Mikassa Widdowson is on immunosuppressants after a kidney transplant and is spending her days in Auckland Hospital's neonatal unit with her premature baby. She speaks to *Susan Strongman* about being among the country's most vulnerable during the Covid-19 pandemic.
Each day, from the relative safety of Auckland Hospital's Neonatal Intensive Care Unit, Mikassa Widdowson and her partner Mahi Mains watch as their baby Mānuka fights to breathe and grow.
A helmet is strapped to his tiny head. It holds a device that delivers oxygen to his lungs, which are too small to function on their own.
The room is dark. Every day, Widdowson, 29, and her partner Mains, 27, sit on Lazy Boy chairs and stare at a screen filled with numbers and graphs - baby Mānuka's vital signs, his pulse, his blood pressure, oxygen saturation. Alarms and beeps punctuate the silence.
On 5 January, Mānuka was born at just 29 weeks gestation. He weighed 800 grams - slightly more than a block of butter. As soon as he was born his fight against death began - infection after infection, chronic lung disease.

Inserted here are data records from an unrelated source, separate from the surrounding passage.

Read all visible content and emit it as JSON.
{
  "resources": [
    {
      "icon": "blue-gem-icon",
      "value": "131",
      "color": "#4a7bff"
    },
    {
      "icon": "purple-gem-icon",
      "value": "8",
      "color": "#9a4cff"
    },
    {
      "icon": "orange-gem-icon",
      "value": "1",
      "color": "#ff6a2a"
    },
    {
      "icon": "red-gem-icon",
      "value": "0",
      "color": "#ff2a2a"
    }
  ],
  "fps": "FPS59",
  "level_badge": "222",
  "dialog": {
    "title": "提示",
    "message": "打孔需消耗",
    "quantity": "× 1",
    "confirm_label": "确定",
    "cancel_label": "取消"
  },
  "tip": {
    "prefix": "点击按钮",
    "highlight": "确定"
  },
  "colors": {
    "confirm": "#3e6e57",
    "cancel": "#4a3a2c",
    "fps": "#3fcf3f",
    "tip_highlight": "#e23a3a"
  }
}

Widdowson cries when she needs to - which is most days. It's good to get it out, she says. The nurses and doctors have become their family, their bubble, their support network during this strange and unprecedented time. They're amongst the kindest people Widdowson and Mains have ever met.
Around them - outside the unit, but not too far away - Covid-19 spreads and spreads.
Auckland Hospital's NICU is in lockdown - only staff and parents are allowed in. It has been for some time. Each morning, Widdowson and Mains wake up at home, make breakfast and lunch, and head out to see Mānuka. Sometimes they're back at their house by 7pm. Other times, they're at the hospital all night - taking turns napping and watching their baby.
From the very beginning - even before the virus entered New Zealand - they've been overzealous with their hand washing and sanitising, because Mānuka is so vulnerable. "I don't think I've washed my hands so many times in my life," Widdowson says. "I sanitise literally 100 times a day. And we wipe down all the surfaces. There's no one even coming into our room [apart from] the doctors and nurses... it's just being hyper vigilant.
"We just really want to get him out of there. We are at the hub. We're where sick people are coming. It's really scary for us, because we can't self-isolate. We're not going to be in lockdown - no way. We'll still be doing exactly the same thing - going in. I have to give him milk. He needs his mum and his dad."
It was a relief for the family when the country's borders closed, and people were told to stay at home. It's not just Mānuka who is vulnerable. In 2015, Widdowson had a kidney transplant. She is on immunosuppressant drugs and will be for the rest of her life. This means she is highly susceptible to infection. A sniffle or a sore throat could land her in hospital. Like her baby, if she gets Covid-19, it will likely kill her.
"It's really easy to freak out all the time but we just can't," she says. "We just have to try and trust that we're doing absolutely everything we can."
They try to minimise contact with the outside world as much as possible. Home. Car. Hospital. When they arrive, they take the stairs, out of fear the elevator is filled with germs.
Earlier this week, out the car window, Widdowson saw a line of people waiting to get McDonald's before it shut down for a month. She wanted to yell at them for standing in line, risking infection, all for a burger and fries.
"Mahi and I have never had higher stakes for something," Widdowson says. "This is a whole new level of anything you could ever expect. Having this crisis in the world and having this tiny baby who's so vulnerable and precious.
"It's made our relationship super strong. We just look after each other. When one of us is weak, the other one's strong. Or if both of us are weak, we look to Mānuka for strength. We're a little trio fighting away together."
Mikassa says Covid-19 is always there, in her thoughts. "What if we have it? We could have it, and be in there with him, and give it to him. We could be the ones that give it to him."
Despite everything, Mānuka continues to battle. Last week, doctors said he would need a tracheostomy. A few days later, Widdowson and Mains were told that their son might not make it through the night. But at the weekend, a new course of steroids turned things around.
"He's made the best progress we could possibly hope for him to make. His oxygen requirements have come right down, which is amazing. He shocked all the doctors and nurses - he showed them."